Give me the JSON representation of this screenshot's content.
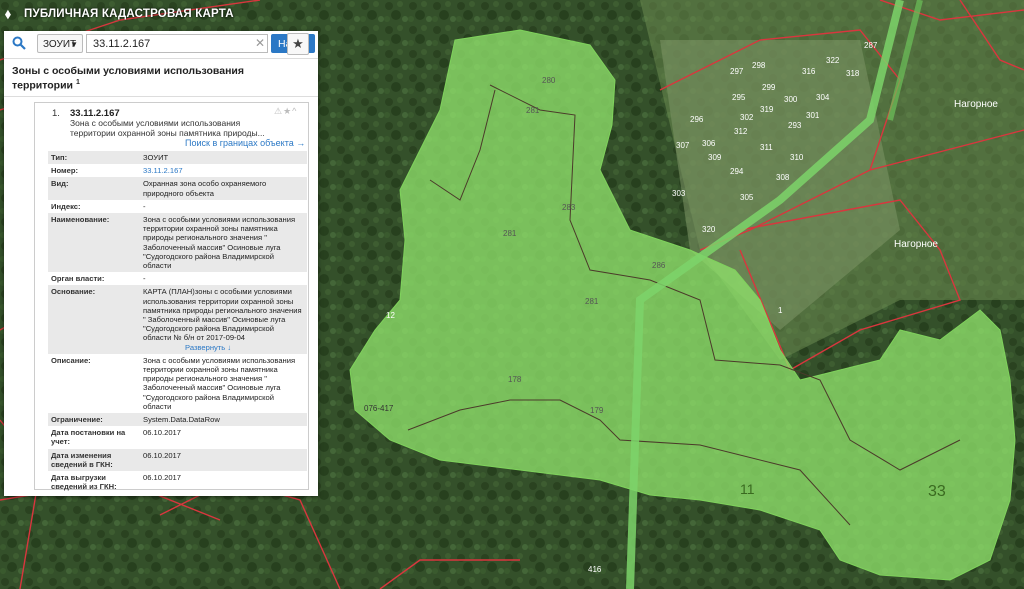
{
  "app": {
    "title": "ПУБЛИЧНАЯ КАДАСТРОВАЯ КАРТА"
  },
  "search": {
    "type_value": "ЗОУИТ",
    "query": "33.11.2.167",
    "button_label": "Найти"
  },
  "category": {
    "title": "Зоны с особыми условиями использования территории",
    "count": "1"
  },
  "result": {
    "index": "1.",
    "id": "33.11.2.167",
    "description": "Зона с особыми условиями использования территории охранной зоны памятника природы...",
    "search_link": "Поиск в границах объекта →"
  },
  "attributes": [
    {
      "key": "Тип:",
      "value": "ЗОУИТ"
    },
    {
      "key": "Номер:",
      "value": "33.11.2.167"
    },
    {
      "key": "Вид:",
      "value": "Охранная зона особо охраняемого природного объекта"
    },
    {
      "key": "Индекс:",
      "value": "-"
    },
    {
      "key": "Наименование:",
      "value": "Зона с особыми условиями использования территории охранной зоны памятника природы регионального значения \" Заболоченный массив\" Осиновые луга \"Судогодского района Владимирской области"
    },
    {
      "key": "Орган власти:",
      "value": "-"
    },
    {
      "key": "Основание:",
      "value": "КАРТА (ПЛАН)зоны с особыми условиями использования территории охранной зоны памятника природы регионального значения \" Заболоченный массив\" Осиновые луга \"Судогодского района Владимирской области № б/н от 2017-09-04",
      "more": "Развернуть ↓"
    },
    {
      "key": "Описание:",
      "value": "Зона с особыми условиями использования территории охранной зоны памятника природы регионального значения \" Заболоченный массив\" Осиновые луга \"Судогодского района Владимирской области"
    },
    {
      "key": "Ограничение:",
      "value": "System.Data.DataRow"
    },
    {
      "key": "Дата постановки на учет:",
      "value": "06.10.2017"
    },
    {
      "key": "Дата изменения сведений в ГКН:",
      "value": "06.10.2017"
    },
    {
      "key": "Дата выгрузки сведений из ГКН:",
      "value": "06.10.2017"
    }
  ],
  "map": {
    "place_labels": [
      "Нагорное",
      "Нагорное"
    ],
    "zone_labels": [
      "076-417",
      "11",
      "11",
      "33"
    ],
    "parcel_labels": [
      "280",
      "281",
      "281",
      "283",
      "286",
      "281",
      "178",
      "179",
      "12",
      "416",
      "318",
      "287",
      "1"
    ],
    "village_labels": [
      "322",
      "316",
      "299",
      "300",
      "301",
      "297",
      "298",
      "295",
      "302",
      "319",
      "293",
      "304",
      "296",
      "312",
      "311",
      "306",
      "307",
      "309",
      "310",
      "294",
      "305",
      "303",
      "320",
      "308"
    ],
    "colors": {
      "zone_fill": "#8ee06a",
      "parcel_line": "#d9363e"
    }
  }
}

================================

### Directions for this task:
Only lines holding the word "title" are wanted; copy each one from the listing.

### Answer for the task:
    "title": "ПУБЛИЧНАЯ КАДАСТРОВАЯ КАРТА"
    "title": "Зоны с особыми условиями использования территории",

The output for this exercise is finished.